Meed Ward is inspired every day by several women in her life. Her first job out of journalism school was working at a national magazine. Her first employer was more than a boss, she was a mentor who helped guide her, and taught her what it means to be a leader.
“One of the things my mentor gave me that I’ve taken throughout my career is sometimes you have to speak the brutal truth but do it in a way that is kind and respectful and finds a solution,” she says.

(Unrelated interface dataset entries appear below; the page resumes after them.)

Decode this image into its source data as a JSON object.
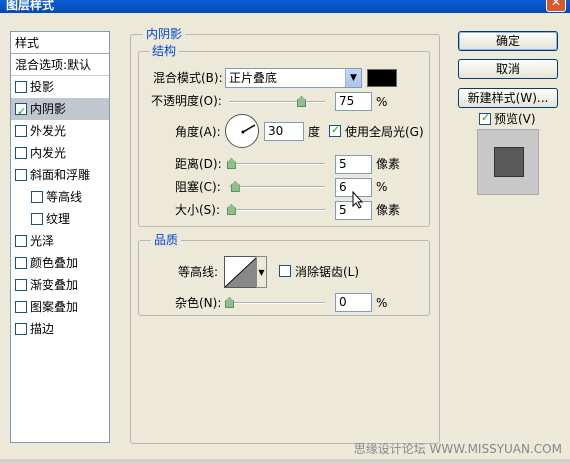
{
  "window": {
    "title": "图层样式",
    "close": "✕"
  },
  "left_panel": {
    "header": "样式",
    "blend": "混合选项:默认",
    "items": [
      {
        "label": "投影",
        "checked": false,
        "sub": false
      },
      {
        "label": "内阴影",
        "checked": true,
        "sub": false,
        "selected": true
      },
      {
        "label": "外发光",
        "checked": false,
        "sub": false
      },
      {
        "label": "内发光",
        "checked": false,
        "sub": false
      },
      {
        "label": "斜面和浮雕",
        "checked": false,
        "sub": false
      },
      {
        "label": "等高线",
        "checked": false,
        "sub": true
      },
      {
        "label": "纹理",
        "checked": false,
        "sub": true
      },
      {
        "label": "光泽",
        "checked": false,
        "sub": false
      },
      {
        "label": "颜色叠加",
        "checked": false,
        "sub": false
      },
      {
        "label": "渐变叠加",
        "checked": false,
        "sub": false
      },
      {
        "label": "图案叠加",
        "checked": false,
        "sub": false
      },
      {
        "label": "描边",
        "checked": false,
        "sub": false
      }
    ]
  },
  "inner_shadow": {
    "section_title": "内阴影",
    "structure_title": "结构",
    "blend_mode_label": "混合模式(B):",
    "blend_mode_value": "正片叠底",
    "opacity_label": "不透明度(O):",
    "opacity_value": "75",
    "opacity_level_pct": 75,
    "percent": "%",
    "angle_label": "角度(A):",
    "angle_value": "30",
    "degree": "度",
    "global_light_label": "使用全局光(G)",
    "global_light_checked": true,
    "distance_label": "距离(D):",
    "distance_value": "5",
    "distance_level_pct": 2,
    "pixels": "像素",
    "choke_label": "阻塞(C):",
    "choke_value": "6",
    "choke_level_pct": 6,
    "size_label": "大小(S):",
    "size_value": "5",
    "size_level_pct": 2,
    "color": "#000000"
  },
  "quality": {
    "title": "品质",
    "contour_label": "等高线:",
    "antialias_label": "消除锯齿(L)",
    "antialias_checked": false,
    "noise_label": "杂色(N):",
    "noise_value": "0",
    "noise_level_pct": 0,
    "percent": "%"
  },
  "buttons": {
    "ok": "确定",
    "cancel": "取消",
    "new_style": "新建样式(W)...",
    "preview_label": "预览(V)",
    "preview_checked": true
  },
  "watermark": "思缘设计论坛 WWW.MISSYUAN.COM"
}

Meed Ward had aspirations of being an opinion writer. This goal came to fruition because her mentor gave her a chance. She wrote a column, and was proud of what she created, but her boss was honest with her. “She said this isn’t your best work and she gave me some specific feedback for how I can make it my best work. She was right and it didn’t feel awesome at first, but she was very kind about it, and it really was about saying, you can do better and here’s some specific ways you can do better. So, that kind of leadership style has really inspired me,” she notes.
Another woman that inspires Meed Ward is a career coach she worked with early in her career that told her: ‘You don’t have to make other people wrong to stand by your own views.’
“And I’ve really tried to live by that because there are lots of times when we have different perspectives, but we don’t need to tear somebody down to put forward a position,” says Meed Ward.
She takes this advice and guidance to heart because it focuses on being collaborative versus competitive. For Meed Ward, it’s about building respect and using her leadership position in a positive way because she understands it’s not the title that makes a leader.
“Leaders who are leaders only because they have a title will be limited in their ability to effect change. So, if you want to actually effect change and use your leadership position to do so, you must be somebody that people want to follow. And that means being inspiring, being compassionate, being resilient and flexible, and it means listening to perspectives and incorporating those,” Meed Ward says.
She encourages other women to be persistent and not to be discouraged by failure. “I ran in two elections, one municipal, one provincial and lost before I ran a third time municipally and won. And then was re-elected to my own seat and then ran for mayor and won. So, I lost twice before I won three times, and if I’d given up after the second loss, I wouldn’t be here,” she notes.
Meed Ward underscores you first need to believe in yourself and believe other people who recognize that you have something to give – even if you do not see it for yourself.
“This is something I’ve really struggled with as a woman, and I know other women do too. In our zeal to be collaborative and bridge-building and find the compromise and be flexible and find the solution that is possible, even if it’s not preferred, we sometimes give up our voice too quickly. I’ve learned the hard way to stand my ground,” she says.
Her advice for other women is to be flexible and know when to step away because she cautions you don’t want to undermine what you’re trying to achieve. Meed Ward takes the lessons learned from her first mentor about being honest, respectful and kind, and encourages other women to be empowered to speak up.
“Use your voice. Don’t let anyone take your voice, and especially now in this era of division that we have in our country and globally, and social media playing such a toxic role in many cases, no matter what you say you can be guaranteed to draw hatred and vitriol. The temptation is to say nothing because it doesn’t matter what you say, you can’t find the perfect words,” she says. “Use your voice, be brave, say what needs to be said, and be compassionate for those people that only know how to lash out.”